At that time the 265th Mountain Rifle Regiment, in which Colonel Pinkhasov served as deputy commander for political matters, was deployed close to Nalchik. He learned from Soviet reconnaissance about the Germans plan to shot all of Nalchik's Jews. Pinkhasov was already aware of the German murder of Mountain Jews in Bogdanovka (among the 472 victims killed there were members of his family) and in nearby Ganshtakovka (which later was renamed Menzhinskoie but which no longer exists), as well as in some other places. Acting on his own authority, Colonel Pinkhasov, along with some of his men, entered Nalchik several hours before the murder operation was going to start. The first question posed to local residents by this Mountain Jew on horseback was "Are our people still alive?" He cried from joy when he learned that he had arrived in time to save his people. From then on, the Jews of Nalchik have celebrated the day of their rescue as a holiday.
Pinkhasov continued to fight in the Northern Caucasus in 1943. He ended the war in Germany. In the course of the war, he was awarded three orders.

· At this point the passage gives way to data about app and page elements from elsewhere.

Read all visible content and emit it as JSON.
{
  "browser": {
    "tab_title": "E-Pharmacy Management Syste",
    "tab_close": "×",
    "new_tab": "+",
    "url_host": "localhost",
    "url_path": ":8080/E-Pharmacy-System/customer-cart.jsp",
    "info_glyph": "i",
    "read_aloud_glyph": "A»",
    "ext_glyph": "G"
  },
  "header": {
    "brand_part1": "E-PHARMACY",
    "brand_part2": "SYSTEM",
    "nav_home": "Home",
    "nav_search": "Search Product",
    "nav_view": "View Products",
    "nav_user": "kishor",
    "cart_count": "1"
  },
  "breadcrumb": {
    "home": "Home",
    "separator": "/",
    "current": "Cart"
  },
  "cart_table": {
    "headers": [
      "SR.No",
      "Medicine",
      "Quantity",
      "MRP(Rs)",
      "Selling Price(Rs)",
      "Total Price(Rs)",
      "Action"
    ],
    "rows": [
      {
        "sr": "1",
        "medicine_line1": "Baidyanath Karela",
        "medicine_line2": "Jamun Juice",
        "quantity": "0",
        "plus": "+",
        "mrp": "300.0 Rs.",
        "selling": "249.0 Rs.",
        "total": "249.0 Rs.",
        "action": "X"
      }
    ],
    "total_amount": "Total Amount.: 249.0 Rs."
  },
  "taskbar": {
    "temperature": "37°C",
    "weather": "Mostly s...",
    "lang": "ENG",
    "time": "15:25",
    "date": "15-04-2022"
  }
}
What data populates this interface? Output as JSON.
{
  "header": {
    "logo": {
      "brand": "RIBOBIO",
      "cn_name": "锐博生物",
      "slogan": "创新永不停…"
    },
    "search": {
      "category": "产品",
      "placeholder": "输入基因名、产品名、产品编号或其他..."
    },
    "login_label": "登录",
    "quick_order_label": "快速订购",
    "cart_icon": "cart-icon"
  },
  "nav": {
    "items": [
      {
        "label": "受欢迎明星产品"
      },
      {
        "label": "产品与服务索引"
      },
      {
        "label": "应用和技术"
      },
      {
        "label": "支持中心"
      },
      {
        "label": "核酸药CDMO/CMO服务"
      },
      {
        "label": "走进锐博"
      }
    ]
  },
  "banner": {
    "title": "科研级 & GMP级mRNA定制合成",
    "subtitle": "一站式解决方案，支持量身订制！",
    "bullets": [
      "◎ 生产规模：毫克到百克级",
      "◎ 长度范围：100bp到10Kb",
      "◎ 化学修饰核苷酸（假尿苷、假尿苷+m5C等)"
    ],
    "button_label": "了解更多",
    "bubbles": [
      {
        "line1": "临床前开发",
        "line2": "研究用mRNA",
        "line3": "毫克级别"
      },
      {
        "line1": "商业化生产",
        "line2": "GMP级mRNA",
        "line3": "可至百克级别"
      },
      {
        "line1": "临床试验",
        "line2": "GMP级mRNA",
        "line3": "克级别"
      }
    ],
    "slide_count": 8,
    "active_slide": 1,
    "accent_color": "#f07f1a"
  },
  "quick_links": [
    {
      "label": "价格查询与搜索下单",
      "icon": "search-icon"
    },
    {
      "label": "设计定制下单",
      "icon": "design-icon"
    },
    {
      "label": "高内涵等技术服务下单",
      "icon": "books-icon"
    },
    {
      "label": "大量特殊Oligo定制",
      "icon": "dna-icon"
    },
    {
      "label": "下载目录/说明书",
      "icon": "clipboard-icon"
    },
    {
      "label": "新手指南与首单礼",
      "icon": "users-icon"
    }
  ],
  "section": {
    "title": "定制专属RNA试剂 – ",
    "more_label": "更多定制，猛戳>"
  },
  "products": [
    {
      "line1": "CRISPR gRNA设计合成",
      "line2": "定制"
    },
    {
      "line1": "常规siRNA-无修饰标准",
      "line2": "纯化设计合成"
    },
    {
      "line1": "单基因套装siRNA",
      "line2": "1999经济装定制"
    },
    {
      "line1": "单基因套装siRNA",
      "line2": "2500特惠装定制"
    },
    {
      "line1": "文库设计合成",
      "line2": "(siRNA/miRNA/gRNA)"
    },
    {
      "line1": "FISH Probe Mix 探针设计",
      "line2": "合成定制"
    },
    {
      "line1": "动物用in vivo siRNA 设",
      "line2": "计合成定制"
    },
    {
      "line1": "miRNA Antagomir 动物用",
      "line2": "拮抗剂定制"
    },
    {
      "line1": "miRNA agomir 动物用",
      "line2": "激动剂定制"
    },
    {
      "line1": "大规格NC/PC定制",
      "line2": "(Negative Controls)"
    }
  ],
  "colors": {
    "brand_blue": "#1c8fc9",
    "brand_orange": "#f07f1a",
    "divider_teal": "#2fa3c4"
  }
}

After the war, Pinkhasov continued his military service. He retired in 1953, after which he served in a civilian capacity at the Nalchik recruitment office. He played a major role in the erection (in 1965) of a monument to the Jewish victims in Bogdanovka.
Khaskel Pinkhasov died in 1988. He was buried at the Jewish cemetery in Nalchik. Hundreds of people attended his funeral. His daughter and grandchildren now live in Israel.
 Danilova, Svetlana. Gorskie evrei v Kabardino-Balkarii. Nalchik: Elbrus, 1997, p. 60.